For those who are not smart enough to cover this in 2 months, you still succeed in inspiring them if the have hunger to learn as you do.
Thank you for the materials and don’t give up on us, normal people :)
In a time of increasing change and uncertainty, we must be clear on what will not change to not get distracted.
Strategic Portfolio Management.
1. Periodic evaluation and prioritization of the entire innovation portfolio.
2. Strategic and priority-based resource allocation.
On a strategic level, portfolio and resource management must be fully aligned.
3. Release and exit of innovation initiatives.
About the authors.
Dr. Ralph-Christian Ohr has been working in several innovation, division and product management functions for international, technology-based companies. His interest is aimed at organizational and personal capabilities for high innovation performance. He authors the Integrative Innovation Blog.
The Biggest Mistakes in Managing a Portfolio.
The Biggest Mistakes in Financial Planning Series.
by Harvey Jacobson, CHFC, MBA, CLU.
Investors who have remained consistent with their risk profiles through volatile markets have seen a substantial recovery in their portfolios since March 2009. Those who are truly behind are those who panicked and are now left with the decision of how to recover their losses. They can, but it is a much slower recovery.
This article published originally April 13, 2010, Los Angeles Daily News.
Managing an agile portfolio.

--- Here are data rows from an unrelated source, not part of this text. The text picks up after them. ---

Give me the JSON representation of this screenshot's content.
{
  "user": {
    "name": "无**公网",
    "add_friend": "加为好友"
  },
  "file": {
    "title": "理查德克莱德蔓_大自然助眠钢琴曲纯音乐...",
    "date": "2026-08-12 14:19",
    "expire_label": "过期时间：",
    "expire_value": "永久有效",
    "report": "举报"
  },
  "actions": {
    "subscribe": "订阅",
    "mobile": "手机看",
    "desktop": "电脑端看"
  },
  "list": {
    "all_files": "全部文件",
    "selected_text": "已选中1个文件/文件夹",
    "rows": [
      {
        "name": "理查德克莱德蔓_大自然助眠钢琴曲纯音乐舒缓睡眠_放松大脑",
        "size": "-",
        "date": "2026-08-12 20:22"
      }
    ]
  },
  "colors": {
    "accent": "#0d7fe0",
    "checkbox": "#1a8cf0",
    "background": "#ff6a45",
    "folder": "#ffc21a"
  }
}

When the right people on the right teams have the right context, they naturally do the right thing.
Set the right context.